In general, there is not a set “safe limit” of alcohol consumption as alcohol can have short and long term effects on most organs in our body with risk of negative health impacts increasing based on the amount of alcohol consumed(World Health Organization). Additionally, alcohol has been shown to debilitate immune systems based on the amount consumed, which can prevent the body from dealing with infections diseases(World Health Organization). Even in minute amounts alcohol can be a risk factor associated with cancer, decision making abilities and negative behaviours for one’s health(World Health Organization). Alcohol also presents a risk to pregnant mothers as it can harm the unborn child and lead to health complications within pregnant women(World Health Organization). In regards to COVID-19, extreme alcohol consumption increases one’s risk for acute respiratory distress syndrome, which is an impediment associated with COVID-19(World Health Organization).
With all that being stated regarding the risk factors associated with alcohol consumption here are some tips for how to handle alcohol concerning dealing with one’s stress and ensuring their health is not majorly impacted by alcohol.

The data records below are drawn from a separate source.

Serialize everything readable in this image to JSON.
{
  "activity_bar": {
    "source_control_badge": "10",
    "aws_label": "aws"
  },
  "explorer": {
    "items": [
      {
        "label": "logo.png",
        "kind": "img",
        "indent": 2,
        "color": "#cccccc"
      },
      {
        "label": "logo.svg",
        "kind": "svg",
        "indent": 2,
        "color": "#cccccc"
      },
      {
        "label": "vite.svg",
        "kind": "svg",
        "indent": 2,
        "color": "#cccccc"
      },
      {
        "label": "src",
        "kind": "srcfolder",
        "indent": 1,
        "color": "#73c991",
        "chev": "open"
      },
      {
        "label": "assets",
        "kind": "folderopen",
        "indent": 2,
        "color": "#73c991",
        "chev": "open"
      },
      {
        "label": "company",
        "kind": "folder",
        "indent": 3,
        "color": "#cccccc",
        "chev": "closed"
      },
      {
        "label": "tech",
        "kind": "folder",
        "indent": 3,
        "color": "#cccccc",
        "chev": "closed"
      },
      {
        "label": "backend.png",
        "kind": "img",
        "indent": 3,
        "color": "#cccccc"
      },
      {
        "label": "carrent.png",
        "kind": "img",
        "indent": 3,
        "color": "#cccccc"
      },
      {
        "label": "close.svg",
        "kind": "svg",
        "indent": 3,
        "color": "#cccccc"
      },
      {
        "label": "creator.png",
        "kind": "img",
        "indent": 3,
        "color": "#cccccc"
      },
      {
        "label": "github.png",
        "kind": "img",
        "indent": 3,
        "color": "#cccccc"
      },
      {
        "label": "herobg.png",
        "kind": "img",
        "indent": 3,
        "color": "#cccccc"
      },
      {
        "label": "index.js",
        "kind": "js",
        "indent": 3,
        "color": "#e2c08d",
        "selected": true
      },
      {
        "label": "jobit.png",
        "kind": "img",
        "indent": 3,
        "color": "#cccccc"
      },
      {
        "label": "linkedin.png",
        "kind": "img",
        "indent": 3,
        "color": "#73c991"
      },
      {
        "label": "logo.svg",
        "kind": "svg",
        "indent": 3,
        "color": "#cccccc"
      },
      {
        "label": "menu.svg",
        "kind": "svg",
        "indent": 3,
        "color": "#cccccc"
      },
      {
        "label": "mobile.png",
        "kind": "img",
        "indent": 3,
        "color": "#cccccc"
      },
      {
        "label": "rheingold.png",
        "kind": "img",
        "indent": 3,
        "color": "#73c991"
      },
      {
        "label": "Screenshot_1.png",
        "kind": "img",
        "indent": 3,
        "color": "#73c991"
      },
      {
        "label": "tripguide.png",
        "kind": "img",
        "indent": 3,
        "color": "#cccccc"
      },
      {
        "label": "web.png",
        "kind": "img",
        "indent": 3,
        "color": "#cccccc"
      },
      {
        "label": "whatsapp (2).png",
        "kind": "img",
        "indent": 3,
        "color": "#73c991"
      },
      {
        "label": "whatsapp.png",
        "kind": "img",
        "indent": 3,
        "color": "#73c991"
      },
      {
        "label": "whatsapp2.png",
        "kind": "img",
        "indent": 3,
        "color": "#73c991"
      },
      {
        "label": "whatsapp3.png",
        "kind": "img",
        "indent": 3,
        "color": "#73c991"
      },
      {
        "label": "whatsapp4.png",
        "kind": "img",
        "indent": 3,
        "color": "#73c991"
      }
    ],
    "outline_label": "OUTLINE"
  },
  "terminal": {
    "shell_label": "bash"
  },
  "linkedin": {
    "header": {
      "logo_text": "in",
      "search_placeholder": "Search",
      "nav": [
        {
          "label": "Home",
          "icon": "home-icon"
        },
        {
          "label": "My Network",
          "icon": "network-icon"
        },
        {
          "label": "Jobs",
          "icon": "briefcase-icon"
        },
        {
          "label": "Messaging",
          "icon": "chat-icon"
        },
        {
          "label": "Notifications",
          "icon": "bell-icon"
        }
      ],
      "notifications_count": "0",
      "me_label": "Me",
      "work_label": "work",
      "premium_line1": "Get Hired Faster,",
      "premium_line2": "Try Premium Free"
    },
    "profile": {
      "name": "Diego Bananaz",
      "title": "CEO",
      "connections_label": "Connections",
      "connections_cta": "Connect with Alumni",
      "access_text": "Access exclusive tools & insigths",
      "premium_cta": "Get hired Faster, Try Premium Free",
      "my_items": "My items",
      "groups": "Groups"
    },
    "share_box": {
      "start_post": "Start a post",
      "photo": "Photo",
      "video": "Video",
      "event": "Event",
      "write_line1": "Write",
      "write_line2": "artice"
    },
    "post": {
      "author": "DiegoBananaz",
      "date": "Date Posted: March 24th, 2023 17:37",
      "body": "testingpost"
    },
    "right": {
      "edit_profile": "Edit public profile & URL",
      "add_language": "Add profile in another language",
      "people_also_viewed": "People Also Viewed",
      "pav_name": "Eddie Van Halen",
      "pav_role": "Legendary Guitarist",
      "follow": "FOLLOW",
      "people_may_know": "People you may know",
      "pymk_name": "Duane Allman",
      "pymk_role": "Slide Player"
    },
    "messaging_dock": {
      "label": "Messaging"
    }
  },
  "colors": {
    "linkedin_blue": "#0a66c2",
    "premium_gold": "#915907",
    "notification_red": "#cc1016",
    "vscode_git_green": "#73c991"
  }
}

The first suggestion is to abstain from drinking to completely avoid the negative effects of alcohol and sobriety allows one to make clearer and more responsible decisions; however, if one does drink they should not allow themselves to drink to the point they are intoxicated(World Health Organization). Another key thing to remember is to not use alcohol while using any medications as alcohol can make the medication less potent to where it isn’t functional or may make a medication so potent that it becomes toxic(World Health Organization). Lastly, people should avoid using alcohol to deal with stress as drinking can lead to worse symptoms of panic, anxiety, depression and other mental disorders(World Health Organization).
The last bit of information I want to provide is in regards to rumors and misinformation about how COVID-10 interacts with alcohol. One rumor that needs to be put to rest is that alcohol consumption can destroy the coronavirus. Alcohol can be used as an epidermal disinfectant, but does not react the same way when consumed and can cause more harm than good(World Health Organization). Additionally, alcohol can not kill the Coronavirus when inhaled, meaning alcohol is not an effective throat or mouth disinfectant for COVID-19(World Health Organization). Lastly, I want to reiterate that alcohol overall has a negative effect on immune systems; therefore, alcohol consumption may increase one’s chance of complications from COVID-19.
In conclusion, for women dealing with stress related to the COVID-19 pandemic alcohol should not be used as a go-to stress reliever. Instead people should look to their family or community for assistance. Regardless of the specific source, people should look to and create self-support systems to deal with stress instead of relying on being intoxicated(World Health Organization).
- World Health Organization. Alcohol and COVID-19: What You Need to Know. 2020, www.euro.who.int/__data/assets/pdf_file/0010/437608/Alcohol-and-COVID-19-what-you-need-to-know.pdf.
- jones, dr. kirtly parker. “Stress Drinking: Alcohol Consumption Increases During COVID-19.” University of Utah Health, 23 Apr. 2020, healthcare.utah.edu/the-scope/shows.php?shows=0_p0xim6x3
I enjoyed reading your blog. I liked how you touched on the misinformation that’s being communicated during the pandemic. Unfortunately, people use times like this as an advantage to share false information, especially on social media. And because people are in a vulnerable state of mind, it doesn’t take much to influence them. So people have to really be careful about who they listen to and where they get their information from at times like this.